Being a previous pet owner, you went into this knowing it would be a 10-15 year commitment in taking in new cats. The point here is that you impulsively brought these cats into your home, without the intent to stick with it. They're your family members now, and deserve quite a bit more respect than you're giving them. If that means surrendering them to a rescue shelter that's a no-kill shelter, great. You can ask around and see if there's a family willing to take the cats in and give them excellent attention.
We have a 6 momth old kitten. My 7 yr old, 5 yr old, and 3 yr old think the sun rises and sets around that cat. They see how much I adore her and respect her, and they do the same. The cat gets tons of love and attention. It's possible for you too, but if you really don't think now is the time, then in the end, it's completely up to you.
You do sound like you've already made up your mind.
M.C. answers from Boston on January 29, 2008
It does seem overwhelming at times trying to juggle being mom and caring for your pets... I would suggest that you truly reconsider your thoughts on giving your cats up. Everyone seems to be going through an adjustment and sometimes that takes awhile. We have a bichon and a cat. Our cat stays outdoors in the summer( not our preference) and she is in during the winter. When she is in, I talk to her with a real sweet sweet voice ( even if it's just passing by) so that my 3 year old daughter can here and watch me. She will imitate me quite often and has learned to truly love our cat. The quantity of physical time that I spend with our animals is minimal(besides feeding, walking and keeping them healthy) though the quality of time that is spent, far outweighs the other. I also think that cats are so independant already that they only need a little talking to once in a while and a nice petting here and there. Show your children that you just don't give up on love... She will learn this from you and in the long run she will be blessed to have and love the animals in her life!
B.D. answers from Boston on January 29, 2008

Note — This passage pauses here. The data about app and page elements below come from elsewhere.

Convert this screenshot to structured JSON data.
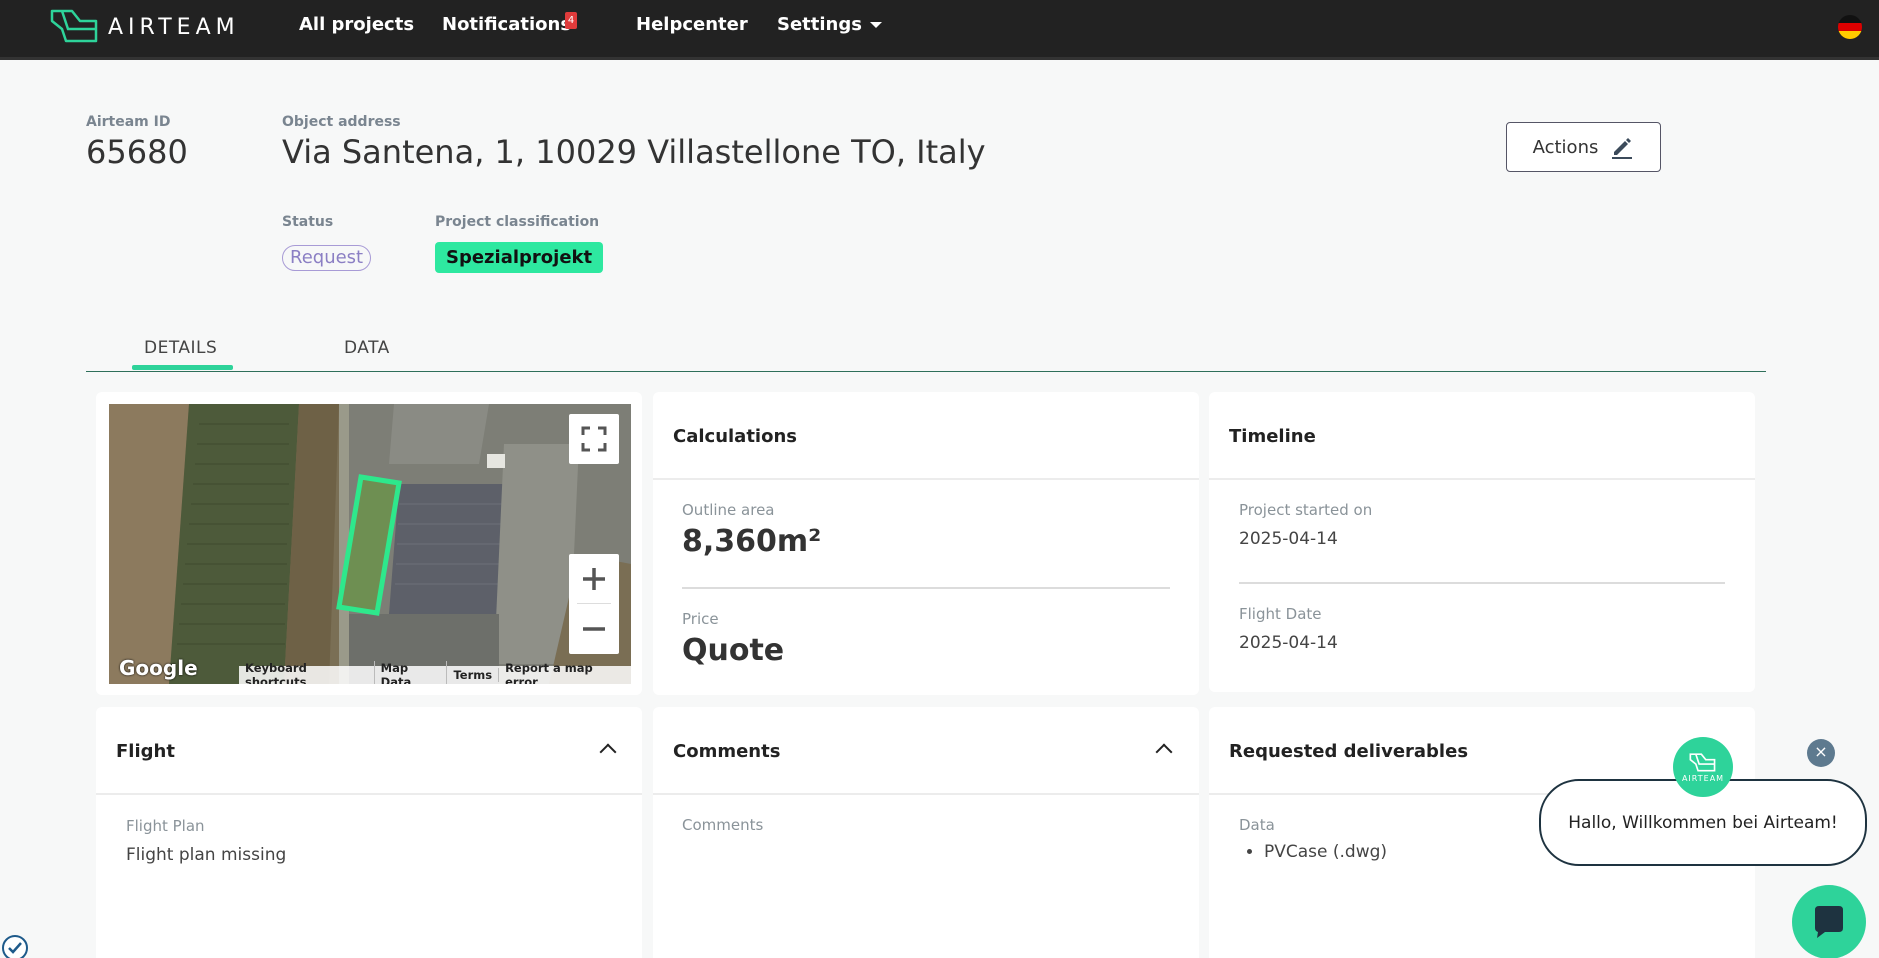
{
  "nav": {
    "brand": "AIRTEAM",
    "items": [
      "All projects",
      "Notifications",
      "Helpcenter",
      "Settings"
    ],
    "notification_count": "4"
  },
  "header": {
    "id_label": "Airteam ID",
    "id_value": "65680",
    "address_label": "Object address",
    "address_value": "Via Santena, 1, 10029 Villastellone TO, Italy",
    "status_label": "Status",
    "status_value": "Request",
    "classification_label": "Project classification",
    "classification_value": "Spezialprojekt",
    "actions_label": "Actions"
  },
  "tabs": [
    "DETAILS",
    "DATA"
  ],
  "map": {
    "attribution": "Google",
    "footer": [
      "Keyboard shortcuts",
      "Map Data",
      "Terms",
      "Report a map error"
    ]
  },
  "calculations": {
    "title": "Calculations",
    "area_label": "Outline area",
    "area_value": "8,360m²",
    "price_label": "Price",
    "price_value": "Quote"
  },
  "timeline": {
    "title": "Timeline",
    "started_label": "Project started on",
    "started_value": "2025-04-14",
    "flight_label": "Flight Date",
    "flight_value": "2025-04-14"
  },
  "flight": {
    "title": "Flight",
    "plan_label": "Flight Plan",
    "plan_value": "Flight plan missing"
  },
  "comments": {
    "title": "Comments",
    "label": "Comments"
  },
  "deliverables": {
    "title": "Requested deliverables",
    "data_label": "Data",
    "items": [
      "PVCase (.dwg)"
    ]
  },
  "chat": {
    "greeting": "Hallo, Willkommen bei Airteam!",
    "avatar_text": "AIRTEAM",
    "close": "×"
  },
  "colors": {
    "accent": "#2ed39a",
    "nav_bg": "#222222",
    "badge": "#e03b3b"
  }
}
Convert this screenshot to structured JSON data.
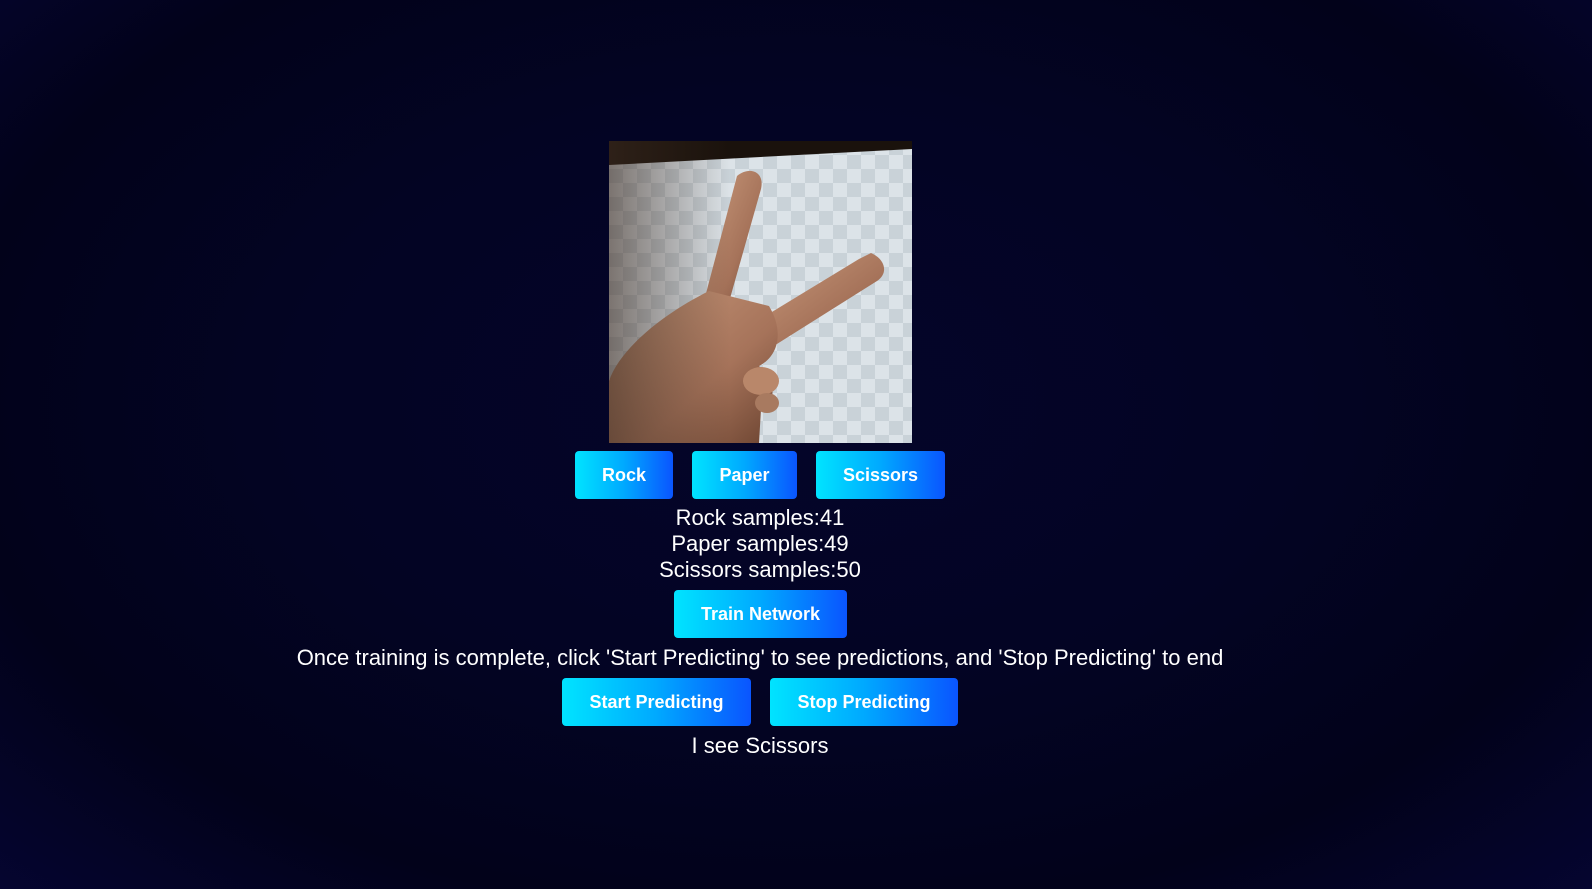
{
  "webcam": {
    "icon": "webcam-feed-hand-scissors"
  },
  "buttons": {
    "rock": "Rock",
    "paper": "Paper",
    "scissors": "Scissors",
    "train": "Train Network",
    "start": "Start Predicting",
    "stop": "Stop Predicting"
  },
  "samples": {
    "rock": "Rock samples:41",
    "paper": "Paper samples:49",
    "scissors": "Scissors samples:50"
  },
  "instructions": "Once training is complete, click 'Start Predicting' to see predictions, and 'Stop Predicting' to end",
  "prediction": "I see Scissors",
  "colors": {
    "background": "#03031f",
    "button_gradient_start": "#00e4ff",
    "button_gradient_end": "#0a55ff",
    "text": "#ffffff"
  }
}
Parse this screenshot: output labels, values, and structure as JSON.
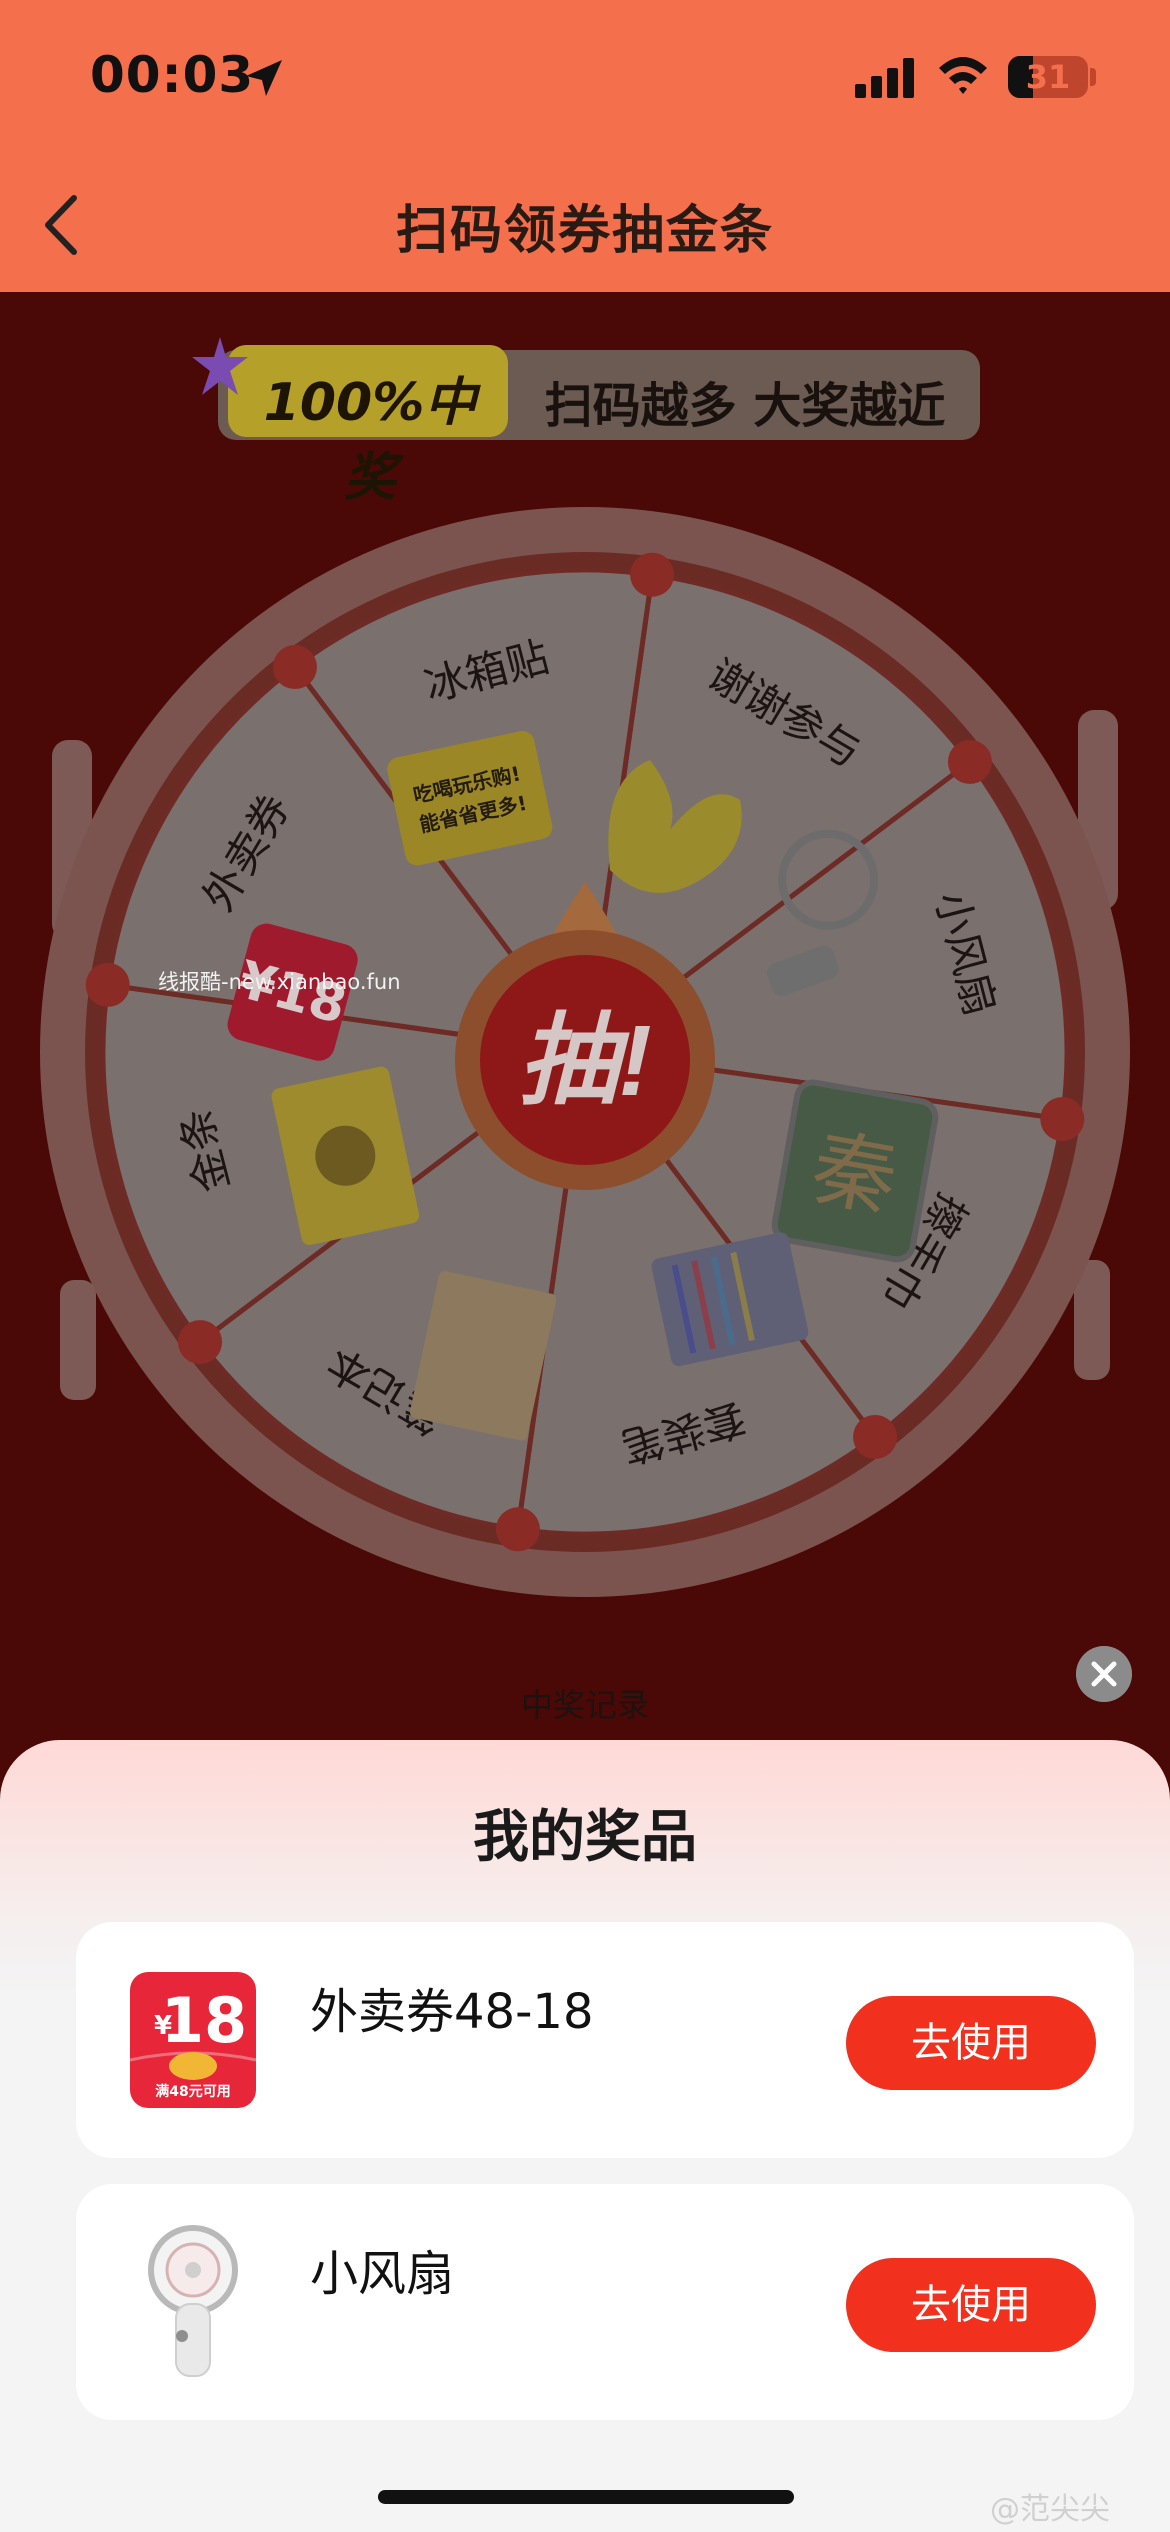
{
  "status_bar": {
    "time": "00:03",
    "battery": "31",
    "battery_level": 0.31
  },
  "nav": {
    "title": "扫码领券抽金条"
  },
  "banner": {
    "left_text": "100%中奖",
    "right_text": "扫码越多 大奖越近"
  },
  "wheel": {
    "center_label": "抽!",
    "segments": [
      {
        "label": "谢谢参与"
      },
      {
        "label": "小风扇"
      },
      {
        "label": "擦手巾"
      },
      {
        "label": "套装笔"
      },
      {
        "label": "笔记本"
      },
      {
        "label": "金条"
      },
      {
        "label": "外卖券"
      },
      {
        "label": "冰箱贴"
      }
    ],
    "sticker_text": [
      "吃喝玩乐购!",
      "能省省更多!"
    ],
    "coupon_small": "¥18"
  },
  "watermark": "线报酷-new.xianbao.fun",
  "record_link": "中奖记录",
  "sheet": {
    "title": "我的奖品",
    "prizes": [
      {
        "name": "外卖券48-18",
        "button": "去使用",
        "coupon_amount": "18",
        "coupon_currency": "¥",
        "coupon_cond": "满48元可用"
      },
      {
        "name": "小风扇",
        "button": "去使用"
      }
    ]
  },
  "weibo": "@范尖尖",
  "colors": {
    "accent": "#f1301e",
    "header": "#f46f4c",
    "overlay_bg": "#4a0906"
  }
}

Definitely let the cats go NOW! There are many fine no-kill shelters in the Boston area where you can place the cats while they await adoption into a home where the humans have time and attention for them. They deserve happy lives too, and your concern about your young daughter's understanding about their placement further demonstrates the lack of space you have for them -- she'll barely remember them! Contact Ellen M Gifford Sheltering Home for Cats in Brighton, Northeast Animal Shelter in Salem, Marblehead Friends of Animals or petfinder.com for more information. Let them go now and relieve yourself of the guilt and rationalization; you can always get another cat later if you want.